To add insult to injury, someone I worked with, was heavily pregnant and weeks away from her maternity leave (great timing). It was at this time that I spoke to a fertility counsellor. The following weeks were pretty painful. I couldn’t stop gazing at her gorgeous bump, wanting to hug it, at the same time feeling totally heartbroken. No one at work knew about my infertility, apart from my bosses. I have always felt so ashamed about it all, always blaming myself (until now). Due to my high response to the stimulation drugs, we were advised to wait a few months for my hormones to settle down, before going again. We had one blastocyst left. We couldn’t leave it in the freezer. What if that one worked? Our last chance? I always said that if I was not pregnant by the end of my 40th year, then we would should to call it a day. We started treatment again. I took time off from work. Everything was good to go. I felt great on the HRT tablets! And I was lucky enough to have acupuncture (something which I prioritised spending most of my hard earned money on). This time around, I continued to do gentle exercise, which was so needed for my mental health. We knew that IVF was not a miracle cure, but having the control taken from you makes you somewhat optimistic. Of course the chances of it working on the first round is pretty slim, but, you still have hope, because, you know, it could work. But after the devastation I had felt after the first round, I knew that I needed to take my mind off of the process, and to not invest so much of my energy on it.

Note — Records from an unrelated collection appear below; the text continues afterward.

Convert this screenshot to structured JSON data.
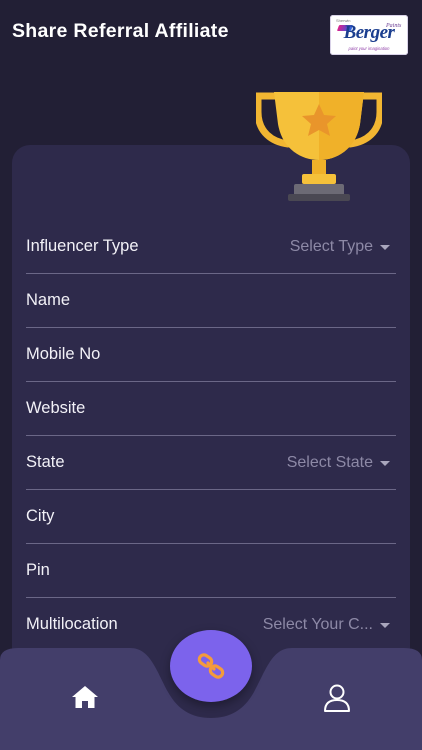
{
  "header": {
    "title": "Share Referral Affiliate",
    "logo": {
      "small_text": "Sherwin",
      "brand": "Berger",
      "sub": "Paints",
      "tagline": "paint your imagination"
    }
  },
  "form": {
    "fields": [
      {
        "label": "Influencer Type",
        "select": "Select Type"
      },
      {
        "label": "Name"
      },
      {
        "label": "Mobile No"
      },
      {
        "label": "Website"
      },
      {
        "label": "State",
        "select": "Select State"
      },
      {
        "label": "City"
      },
      {
        "label": "Pin"
      },
      {
        "label": "Multilocation",
        "select": "Select Your C..."
      }
    ]
  },
  "nav": {
    "items": [
      "home-icon",
      "link-icon",
      "user-icon"
    ]
  },
  "colors": {
    "background": "#221f35",
    "card": "#2e2a4b",
    "nav": "#433e6a",
    "accent": "#7c63ec",
    "trophy": "#f5c13a",
    "link_icon": "#f49b3c"
  }
}
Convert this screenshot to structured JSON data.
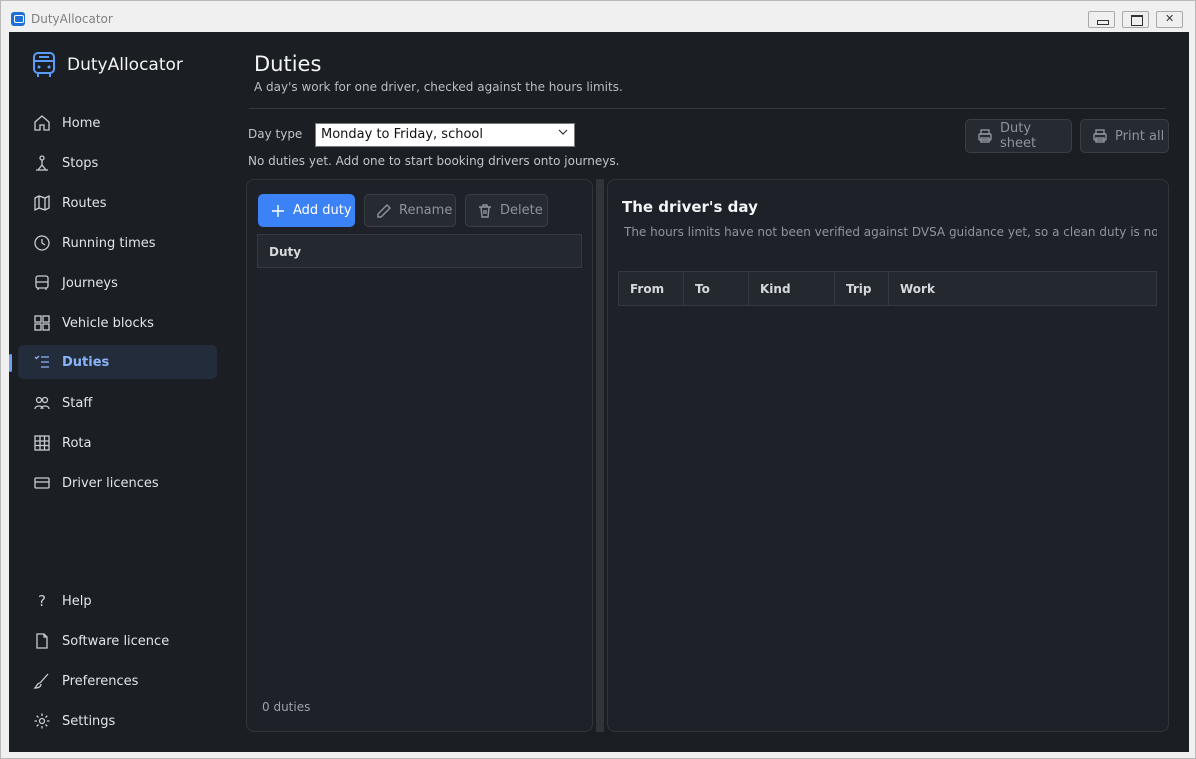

We were one scan away from transfer, when our treatment got cancelled. The scan revealed a polyp in the lining of my womb. That was on December 3rd, 2020. We weren’t going to be pregnant by Christmas. Again, that familiar feeling of despair, panic, sheer frustration and grief settled back into my bones and to the pit of my stomach. We have been told that surgery will be needed if it does not shed after my next bleed. More waiting… More uncertainty. More time floating by… And, to make matters worse, due to the length of waiting lists as a result of Covid, we have no idea how long our referral could take (here’s hoping that current restrictions won’t extend our wait even further. Or worse still, rob us of our chance of having our own baby). The silver lining? Because of Covid, we were able to have the Christmas that WE wanted. Just the three of us. In our home, making new traditions.

January. A time for reflection, redirection and endings? And hope.

The theme continues. This year is no exception. On reflection, I am so grateful for this journey. Although I lost myself, I have found me again, albeit, a different version than before. I am more resilient. I feel more ‘womanly’ than I ever have before. I no longer have the shackles of shame and self hate. I have much more respect for myself and my body now — even though I am a few stone heavier! I finally feel happy in my own skin. I feel empowered, and you know what? I wouldn’t change a thing.

We are still waiting to see what will happen next. When my hormones become grounded again, we have hope that the pesky polyp will have disappeared. If not, then it will be surgery, whenever that will be. In the meantime, my amazing husband and I are flirting with the idea of getting our lives back. Of enjoying our time together, like when we first met. Without the strains of infertility dragging us down. Focussing on what we do have, rather than what we don’t.

We are discussing the possibility of adoption. We are also getting comfortable with the idea that it may just be the three of us, and that is beginning to feel ok. Will we finish our round after Mr Polyp has been eradicated? It changes daily. What I am certain of, is, that it will be alright. I am more than my infertility. You are more than your infertility.

Through endings there is also hope.

I want to say a huge thank-you to Emma for sharing her personal journey so eloquently and openly, you can contact Emma on Instagram @daisyduchessduke or @yoga.forchange.